By Dijana, Maddie, and Sruthi
Despite all of the talk every year about how out of touch the entire award ceremony and results are, everyone in the film industry wants to win an Oscar. It’s the most prestigious award in the industry, signifying the recipient being at the top of the field. Regardless of the flaws of the voting process, which is completely subjectives given the voting constituency, the number of Oscars a film wins is more often than not the main measure of a film’s success.
But is there some other factor that contributes to that success? Do the film critics sway the voters? Does public sentiment push movies into Oscar contention? Is there some correlation between the revenue of a movie and it’s Oscar potential? Does spending more on the film lead to more wins?
Using data sets that included quantitative data from IMDB, the American Film Institute, and Box Office Mojo, it’s clear that some factors have a stronger relationship with Oscar wins than others.
(Budget) Size Doesn’t Matter
After charting the relationship between Oscar wins and the adjusted budget of each film released from 1928 to 2010 (with some omissions due to the incomplete data set), it’s clear that the cost of the movie has no bearing on its overall success. Very rarely are the big budget movies major winners at the Academy Awards. In fact, only Titantic, a film that cost approximately $200M to make, has a significantly large budget in film terms.
There may be many inferences to make from the data, such as the fact that the most expensive movies tend to be summer releases geared for the general population as opposed to the serious film crowd. Budgets may be increasing for films over the last several decades (see graph below), but the number of films winning a significant amount of awards has not increased. However, given the lack of available data, these points remain speculation.
Mo’ Money, Mo’ Oscars?
The size of a budget may not signal a greater probability for a film to win more Oscars, but about overall revenue? Does the box office success matter for the Academy voters?

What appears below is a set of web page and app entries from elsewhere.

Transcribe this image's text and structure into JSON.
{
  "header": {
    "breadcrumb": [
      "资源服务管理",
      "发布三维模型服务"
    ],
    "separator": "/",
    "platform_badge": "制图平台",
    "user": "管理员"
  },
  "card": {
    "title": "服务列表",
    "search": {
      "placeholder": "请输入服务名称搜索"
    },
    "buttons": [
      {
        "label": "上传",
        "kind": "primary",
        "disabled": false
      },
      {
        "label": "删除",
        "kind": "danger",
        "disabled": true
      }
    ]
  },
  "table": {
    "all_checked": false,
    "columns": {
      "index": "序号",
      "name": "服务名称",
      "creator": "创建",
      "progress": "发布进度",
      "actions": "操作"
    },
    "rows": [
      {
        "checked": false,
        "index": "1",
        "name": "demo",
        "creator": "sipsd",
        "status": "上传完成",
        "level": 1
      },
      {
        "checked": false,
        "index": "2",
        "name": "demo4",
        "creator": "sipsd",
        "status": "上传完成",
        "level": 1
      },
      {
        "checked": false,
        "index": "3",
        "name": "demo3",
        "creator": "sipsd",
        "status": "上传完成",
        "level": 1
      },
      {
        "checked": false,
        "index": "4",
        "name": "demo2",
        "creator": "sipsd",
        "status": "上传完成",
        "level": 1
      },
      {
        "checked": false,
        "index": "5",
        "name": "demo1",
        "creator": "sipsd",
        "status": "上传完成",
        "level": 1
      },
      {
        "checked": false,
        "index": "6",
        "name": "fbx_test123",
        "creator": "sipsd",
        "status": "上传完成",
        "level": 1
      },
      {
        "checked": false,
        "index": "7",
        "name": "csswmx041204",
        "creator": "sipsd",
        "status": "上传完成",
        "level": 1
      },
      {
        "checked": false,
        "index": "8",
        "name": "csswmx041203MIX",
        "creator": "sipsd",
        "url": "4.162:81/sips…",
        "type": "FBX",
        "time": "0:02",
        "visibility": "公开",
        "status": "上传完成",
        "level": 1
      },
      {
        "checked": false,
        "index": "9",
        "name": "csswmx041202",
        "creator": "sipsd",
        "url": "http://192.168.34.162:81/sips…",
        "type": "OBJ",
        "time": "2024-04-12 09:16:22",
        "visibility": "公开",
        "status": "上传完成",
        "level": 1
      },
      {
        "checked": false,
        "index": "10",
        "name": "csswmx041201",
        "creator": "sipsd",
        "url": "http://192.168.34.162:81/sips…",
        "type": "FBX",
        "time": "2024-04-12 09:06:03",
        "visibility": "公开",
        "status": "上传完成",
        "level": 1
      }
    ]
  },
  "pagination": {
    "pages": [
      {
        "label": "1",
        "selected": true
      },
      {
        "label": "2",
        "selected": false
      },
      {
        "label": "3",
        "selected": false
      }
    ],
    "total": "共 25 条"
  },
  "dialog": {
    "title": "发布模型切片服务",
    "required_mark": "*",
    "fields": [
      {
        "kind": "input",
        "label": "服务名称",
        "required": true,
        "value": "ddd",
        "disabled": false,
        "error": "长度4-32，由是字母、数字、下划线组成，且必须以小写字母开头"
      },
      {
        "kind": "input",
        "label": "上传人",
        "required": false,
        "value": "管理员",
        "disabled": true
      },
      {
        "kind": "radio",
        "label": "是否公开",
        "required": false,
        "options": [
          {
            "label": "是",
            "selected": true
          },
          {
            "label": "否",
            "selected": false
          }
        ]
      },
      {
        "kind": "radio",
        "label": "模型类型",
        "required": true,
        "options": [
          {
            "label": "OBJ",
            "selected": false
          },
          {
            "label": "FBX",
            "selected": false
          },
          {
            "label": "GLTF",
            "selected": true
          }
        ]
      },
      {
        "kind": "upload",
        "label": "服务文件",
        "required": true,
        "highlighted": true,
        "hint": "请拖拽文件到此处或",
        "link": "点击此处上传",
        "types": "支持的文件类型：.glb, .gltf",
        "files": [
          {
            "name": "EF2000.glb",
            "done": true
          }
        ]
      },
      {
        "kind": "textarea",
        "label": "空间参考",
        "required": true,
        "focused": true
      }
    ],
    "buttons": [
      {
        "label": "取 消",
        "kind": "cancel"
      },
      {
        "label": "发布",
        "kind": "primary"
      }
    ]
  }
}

Looking at the data from Box Office Mojo of the 25 movies released before 2011 with the highest domestic grosses, adjusted for inflation, it’s clear that there is no significant relationship between revenue and Oscar wins.
Academy members aren’t swayed from box office smashes when it comes to choosing Best Picture. Though there are a few outliers, such as Gone with the Wind and Titanic, that have earned a significant amount of revenue at the box office as well as Academy Awards, for the most part more revenue does not signify more Oscars. In fact, 6 of the 25 movies did not win a single Oscar, and three only won one Academy Award.
The People vs. Oscar Wins
In the film industry, an Oscar is an incredible achievement, signifying the quality of the end product and the work that went into creating it. But does the public see these films in the same way? Just how popular are the most successful movies?
Using data from the IMDB database, the rating of each film (which any IMDb.com visitor can vote on) was compared to the total Oscar wins:
Surprisingly, the most popular film on IMDb according to the public rating at 9.2 out of 10 is The Shawshank Redemption, a film that while nominated for seven Academy Awards, came away empty handed. On the other hand, two of the three films with the most Oscar wins (11), Titanic and Ben-Hur failed to make the top 250 ratings on the website, with ratings of 7.7 and 5.7, respectively. The Lord of the Rings: Return of the King is one of the few films that bucks this trend, with a rating of 8.9 and 11 Oscar wins.
But What Do the Experts Think?
When it comes to measuring the success of a film, one major group has been ignored thus far: film experts, including historians and critics. To get a better sense of how much expert opinion matches up with the Academy’s, the American Film Institute’s list of top 25 movies of all time (up to 2010) was used as the primary source for analysis:
Much like the previous analyses, the number of wins does not match up well with the ranking. While several movies, such as Gone with the Wind, Lawrence of Arabia, and On the Waterfront, each won several awards and were ranked in the top 10, the top film of all time, Citizen Kane, only won one Oscar. Even more surprising, several of the top 25 films, including Singin’ in the Rain, Psycho, and It’s a Wonderful Life received zero Academy Awards.
Of course, several caveats must be made with the data. The number of total categories and therefore possible wins has increased substantially from the first Academy Awards in 1928. Similarly, there is no way to determine the competitiveness of the field in a given year. There’s no way of knowing if a film that is highly regarded by critics and the public would have won more awards if it was released in another year.Additionally, not all Oscars are created equally, and more weight may need to be applied to categories like Best Picture and Best Director over others.
Despite the issues with the data, one thing remains clear: Oscar wins may be a measure of success for the industry, but it very little, if any, evidence that several criteria matter when it comes to predicting success. So instead of trying to use an IMDB rating to predict the next Oscar winner, it may be better to just guess blindly.